OK, so I admit I occasionally wander around and fill random tests on the web as well. It seems a lot of people do, so what is the harm in admitting it?
This is not a rhetorical question. One might do a bit of social calculus: does filling this test say something about me? What will my colleagues think of me for admitting it? Will I go up or down on their esteem? By how many points? Will they forget quickly or will they remember this and tease me forever?
You get the drift. I’ve already made a major blunder and started a blog, so admitting stuff like that will not hurt me more. That is my reasoning. Of course, if you read in between the lines you are probably tabulating my anxiety and updating all the information that you thought you knew about me. This is what people do. All the time. Our brains do that. It is part of the game we play to survive, and since we benefit from social activities, these types of calculations and their outcome determine how we actually behave.
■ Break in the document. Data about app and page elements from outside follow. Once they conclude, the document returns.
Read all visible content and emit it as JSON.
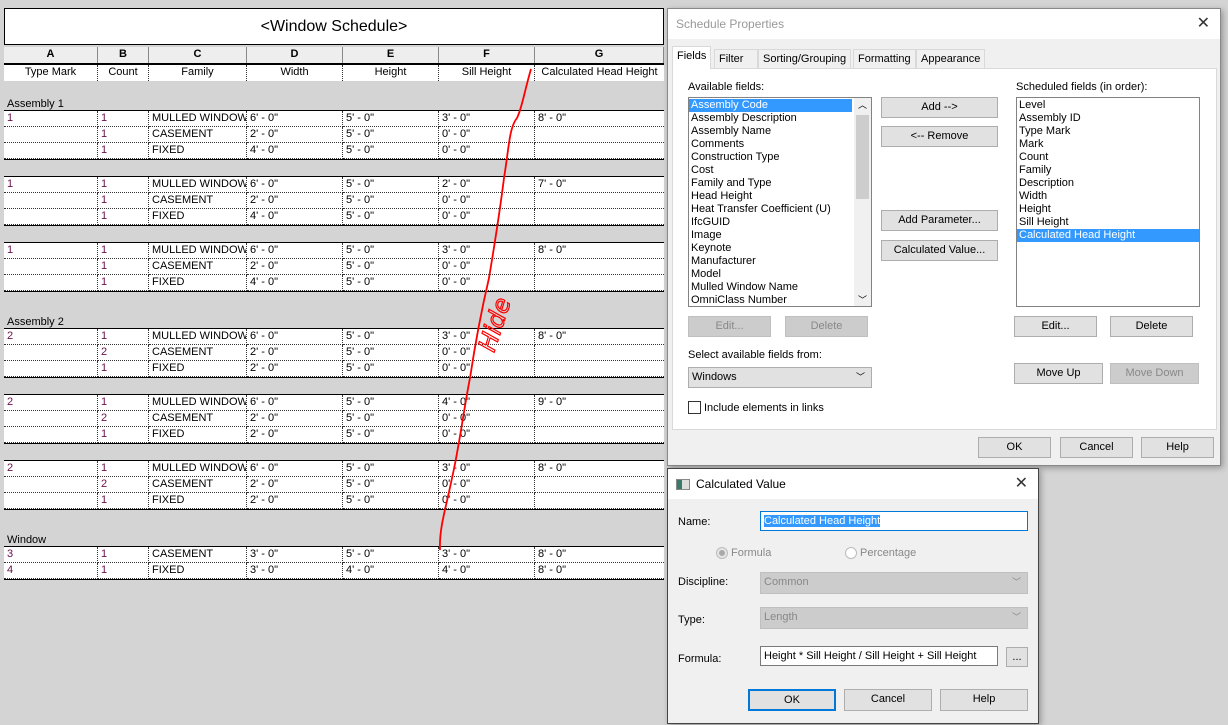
{
  "schedule": {
    "title": "<Window Schedule>",
    "column_letters": [
      "A",
      "B",
      "C",
      "D",
      "E",
      "F",
      "G"
    ],
    "column_headers": [
      "Type Mark",
      "Count",
      "Family",
      "Width",
      "Height",
      "Sill Height",
      "Calculated Head Height"
    ],
    "groups": [
      {
        "label": "Assembly 1",
        "blocks": [
          [
            [
              "1",
              "1",
              "MULLED WINDOW",
              "6' - 0\"",
              "5' - 0\"",
              "3' - 0\"",
              "8' - 0\""
            ],
            [
              "",
              "1",
              "CASEMENT",
              "2' - 0\"",
              "5' - 0\"",
              "0' - 0\"",
              ""
            ],
            [
              "",
              "1",
              "FIXED",
              "4' - 0\"",
              "5' - 0\"",
              "0' - 0\"",
              ""
            ]
          ],
          [
            [
              "1",
              "1",
              "MULLED WINDOW",
              "6' - 0\"",
              "5' - 0\"",
              "2' - 0\"",
              "7' - 0\""
            ],
            [
              "",
              "1",
              "CASEMENT",
              "2' - 0\"",
              "5' - 0\"",
              "0' - 0\"",
              ""
            ],
            [
              "",
              "1",
              "FIXED",
              "4' - 0\"",
              "5' - 0\"",
              "0' - 0\"",
              ""
            ]
          ],
          [
            [
              "1",
              "1",
              "MULLED WINDOW",
              "6' - 0\"",
              "5' - 0\"",
              "3' - 0\"",
              "8' - 0\""
            ],
            [
              "",
              "1",
              "CASEMENT",
              "2' - 0\"",
              "5' - 0\"",
              "0' - 0\"",
              ""
            ],
            [
              "",
              "1",
              "FIXED",
              "4' - 0\"",
              "5' - 0\"",
              "0' - 0\"",
              ""
            ]
          ]
        ]
      },
      {
        "label": "Assembly 2",
        "blocks": [
          [
            [
              "2",
              "1",
              "MULLED WINDOW",
              "6' - 0\"",
              "5' - 0\"",
              "3' - 0\"",
              "8' - 0\""
            ],
            [
              "",
              "2",
              "CASEMENT",
              "2' - 0\"",
              "5' - 0\"",
              "0' - 0\"",
              ""
            ],
            [
              "",
              "1",
              "FIXED",
              "2' - 0\"",
              "5' - 0\"",
              "0' - 0\"",
              ""
            ]
          ],
          [
            [
              "2",
              "1",
              "MULLED WINDOW",
              "6' - 0\"",
              "5' - 0\"",
              "4' - 0\"",
              "9' - 0\""
            ],
            [
              "",
              "2",
              "CASEMENT",
              "2' - 0\"",
              "5' - 0\"",
              "0' - 0\"",
              ""
            ],
            [
              "",
              "1",
              "FIXED",
              "2' - 0\"",
              "5' - 0\"",
              "0' - 0\"",
              ""
            ]
          ],
          [
            [
              "2",
              "1",
              "MULLED WINDOW",
              "6' - 0\"",
              "5' - 0\"",
              "3' - 0\"",
              "8' - 0\""
            ],
            [
              "",
              "2",
              "CASEMENT",
              "2' - 0\"",
              "5' - 0\"",
              "0' - 0\"",
              ""
            ],
            [
              "",
              "1",
              "FIXED",
              "2' - 0\"",
              "5' - 0\"",
              "0' - 0\"",
              ""
            ]
          ]
        ]
      },
      {
        "label": "Window",
        "blocks": [
          [
            [
              "3",
              "1",
              "CASEMENT",
              "3' - 0\"",
              "5' - 0\"",
              "3' - 0\"",
              "8' - 0\""
            ],
            [
              "4",
              "1",
              "FIXED",
              "3' - 0\"",
              "4' - 0\"",
              "4' - 0\"",
              "8' - 0\""
            ]
          ]
        ]
      }
    ],
    "annotation_text": "Hide",
    "annotation_color": "#ff0000"
  },
  "schedule_properties": {
    "title": "Schedule Properties",
    "tabs": [
      "Fields",
      "Filter",
      "Sorting/Grouping",
      "Formatting",
      "Appearance"
    ],
    "active_tab": "Fields",
    "available_label": "Available fields:",
    "available_fields": [
      "Assembly Code",
      "Assembly Description",
      "Assembly Name",
      "Comments",
      "Construction Type",
      "Cost",
      "Family and Type",
      "Head Height",
      "Heat Transfer Coefficient (U)",
      "IfcGUID",
      "Image",
      "Keynote",
      "Manufacturer",
      "Model",
      "Mulled Window Name",
      "OmniClass Number"
    ],
    "available_selected": "Assembly Code",
    "scheduled_label": "Scheduled fields (in order):",
    "scheduled_fields": [
      "Level",
      "Assembly ID",
      "Type Mark",
      "Mark",
      "Count",
      "Family",
      "Description",
      "Width",
      "Height",
      "Sill Height",
      "Calculated Head Height"
    ],
    "scheduled_selected": "Calculated Head Height",
    "add": "Add -->",
    "remove": "<-- Remove",
    "add_parameter": "Add Parameter...",
    "calculated_value": "Calculated Value...",
    "edit_left": "Edit...",
    "delete_left": "Delete",
    "edit_right": "Edit...",
    "delete_right": "Delete",
    "select_from_label": "Select available fields from:",
    "select_from_value": "Windows",
    "move_up": "Move Up",
    "move_down": "Move Down",
    "include_links": "Include elements in links",
    "include_links_checked": false,
    "ok": "OK",
    "cancel": "Cancel",
    "help": "Help"
  },
  "calculated_value": {
    "title": "Calculated Value",
    "name_label": "Name:",
    "name_value": "Calculated Head Height",
    "formula_radio": "Formula",
    "percentage_radio": "Percentage",
    "selected_mode": "Formula",
    "discipline_label": "Discipline:",
    "discipline_value": "Common",
    "type_label": "Type:",
    "type_value": "Length",
    "formula_label": "Formula:",
    "formula_value": "Height * Sill Height / Sill Height + Sill Height",
    "browse": "...",
    "ok": "OK",
    "cancel": "Cancel",
    "help": "Help",
    "selection_color": "#3399ff"
  }
}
In the end, they also determine how successful of an individual we become.
But each of us has a different calculator. So how much does it say about me, and how much does it say about you when you judge me (either way) based on this information?
In some sense this is a post about neurology and brain function. But not a single neuron has been dissected, nor a single brain function has been explained. This is just a teaser to make you think something different for a few seconds. Maybe you can make a whole afternoon worth of chatting based on this input.
As far as I can tell our brains are a reservoir of statistics and we perform a Bayesian inference calculation each time we think. We have a model, and we update it based on the new information. I will postpone a dissection of Bayesian probability for some other day, seeing as I didn’t bring my scalpels today. I inserted that stupid joke there on purpose to irritate some of you, so for those who are irritated go ahead and groan loudly (I’m sure you are reacting right now). I’d say about half of the people who read that line will groan internally and only one in a gazillion will groan out loud, except that I skewed the statistics by telling you, so I can’t believe it anymore either. That’s my guess.
The whole point of Bayesian inference is that we have a previous model (our bias) before we conclude something, and many questions about the a-priori chances of seeing something in a laboratory or concluding something depend on the models that one is using to describe them. So when people say there is a 60 percent chance of seeing supersymmetry at the LHC you are seeing their bias. The truth is we don’t know and the only true statement one can make is this: either we will see it or not, but we can not assign an objective probability to it. Fortunately subjective probabilities can be assigned, and this is what we do when we make those statements. When we give those probabilities, we are indicating how we would bet money on the outcomes of whatever question you might be posing. If you have a lot of information, you can place bets very cleverly. For example, I would bet all the money in the world to assert that the sun will rise tomorrow. I don’t think I could find anyone with any sense that would take that bet and if they did, I would not trust them. So in the end I wouldn’t end up making the bet. Not for that much money anyhow.
DISCLAIMER: For this post to be effective, it needs a fall guy. Seeing as it is impolite to do that to anyone else, I have to choose myself for the job. So you got it right: It’s all about me.